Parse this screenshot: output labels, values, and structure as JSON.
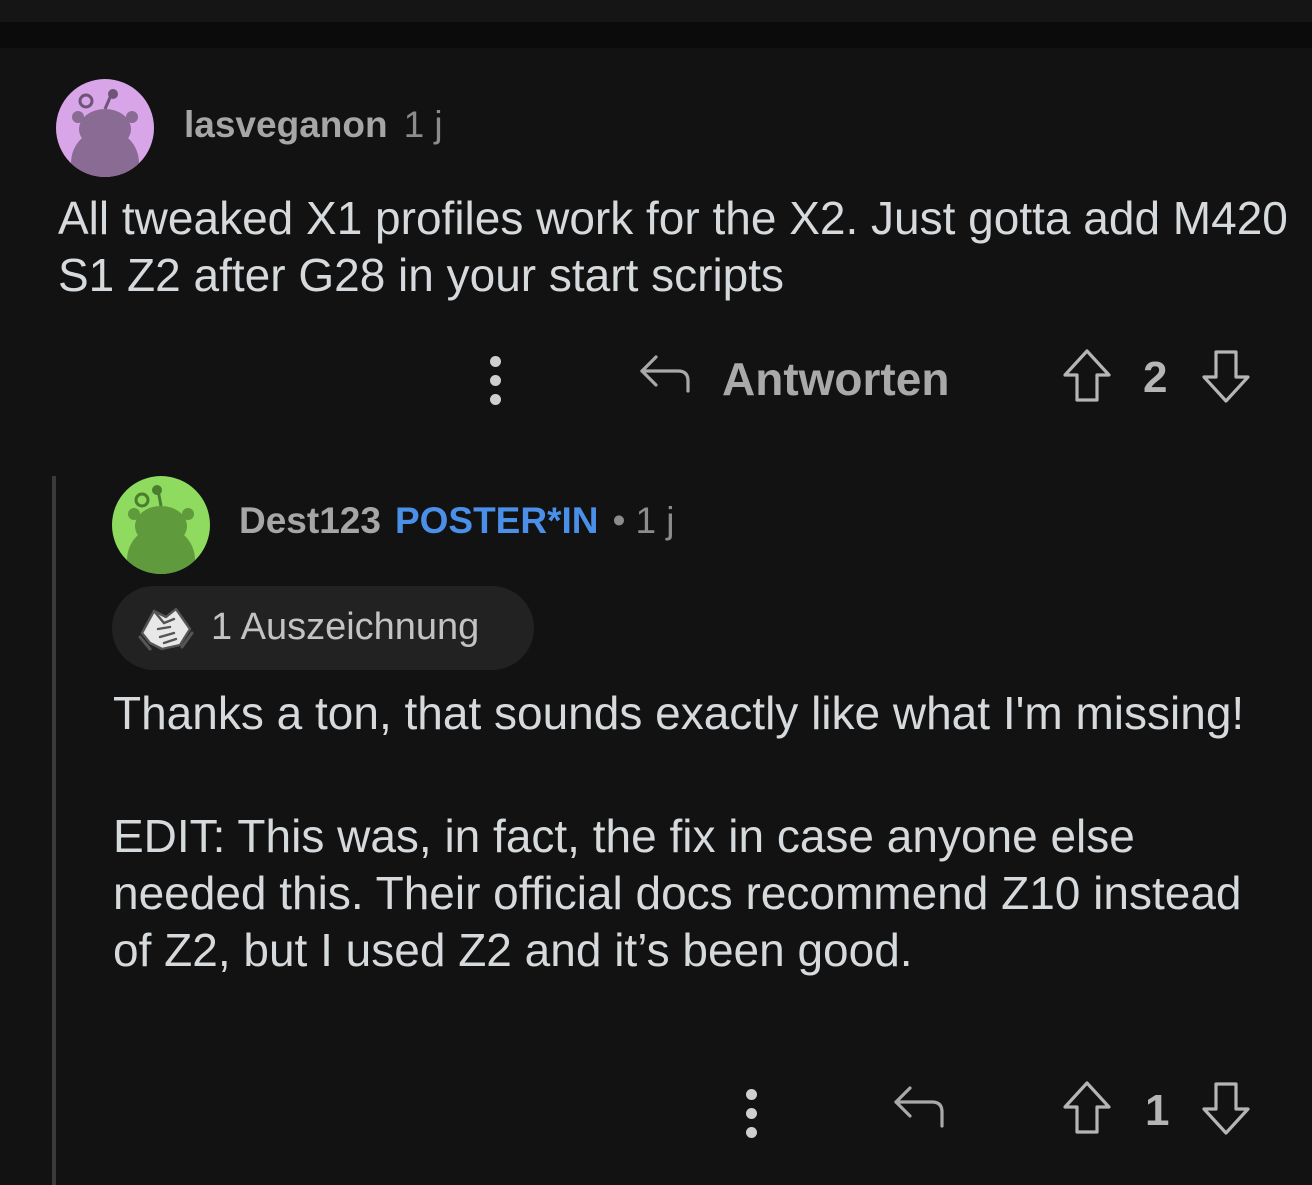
{
  "comments": [
    {
      "username": "lasveganon",
      "time": "1 j",
      "avatar_icon": "snoo-avatar-icon",
      "avatar_color": "#d7a5e8",
      "body": "All tweaked X1 profiles work for the X2.  Just gotta add M420 S1 Z2 after G28 in your start scripts",
      "actions": {
        "more_icon": "kebab-vertical-icon",
        "reply_icon": "reply-arrow-icon",
        "reply_label": "Antworten",
        "upvote_icon": "upvote-arrow-icon",
        "score": "2",
        "downvote_icon": "downvote-arrow-icon"
      }
    },
    {
      "username": "Dest123",
      "flair": "POSTER*IN",
      "separator": "•",
      "time": "1 j",
      "avatar_icon": "snoo-avatar-icon",
      "avatar_color": "#8edb60",
      "award": {
        "icon": "handshake-award-icon",
        "label": "1 Auszeichnung"
      },
      "body_paragraphs": [
        "Thanks a ton, that sounds exactly like what I'm missing!",
        "EDIT: This was, in fact, the fix in case anyone else needed this.  Their official docs recommend Z10 instead of Z2, but I used Z2 and it’s been good."
      ],
      "actions": {
        "more_icon": "kebab-vertical-icon",
        "reply_icon": "reply-arrow-icon",
        "upvote_icon": "upvote-arrow-icon",
        "score": "1",
        "downvote_icon": "downvote-arrow-icon"
      }
    }
  ],
  "colors": {
    "background": "#121212",
    "flair": "#4a8fe8",
    "text": "#d7dadc"
  }
}
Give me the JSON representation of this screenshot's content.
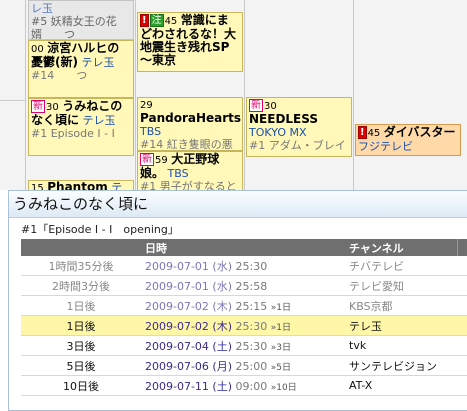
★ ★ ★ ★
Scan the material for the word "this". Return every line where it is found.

Parse this screenshot: output labels, values, and structure as JSON.
        "EDIT: This was, in fact, the fix in case anyone else needed this.  Their official docs recommend Z10 instead of Z2, but I used Z2 and it’s been good."
Give me the JSON representation of this screenshot's content.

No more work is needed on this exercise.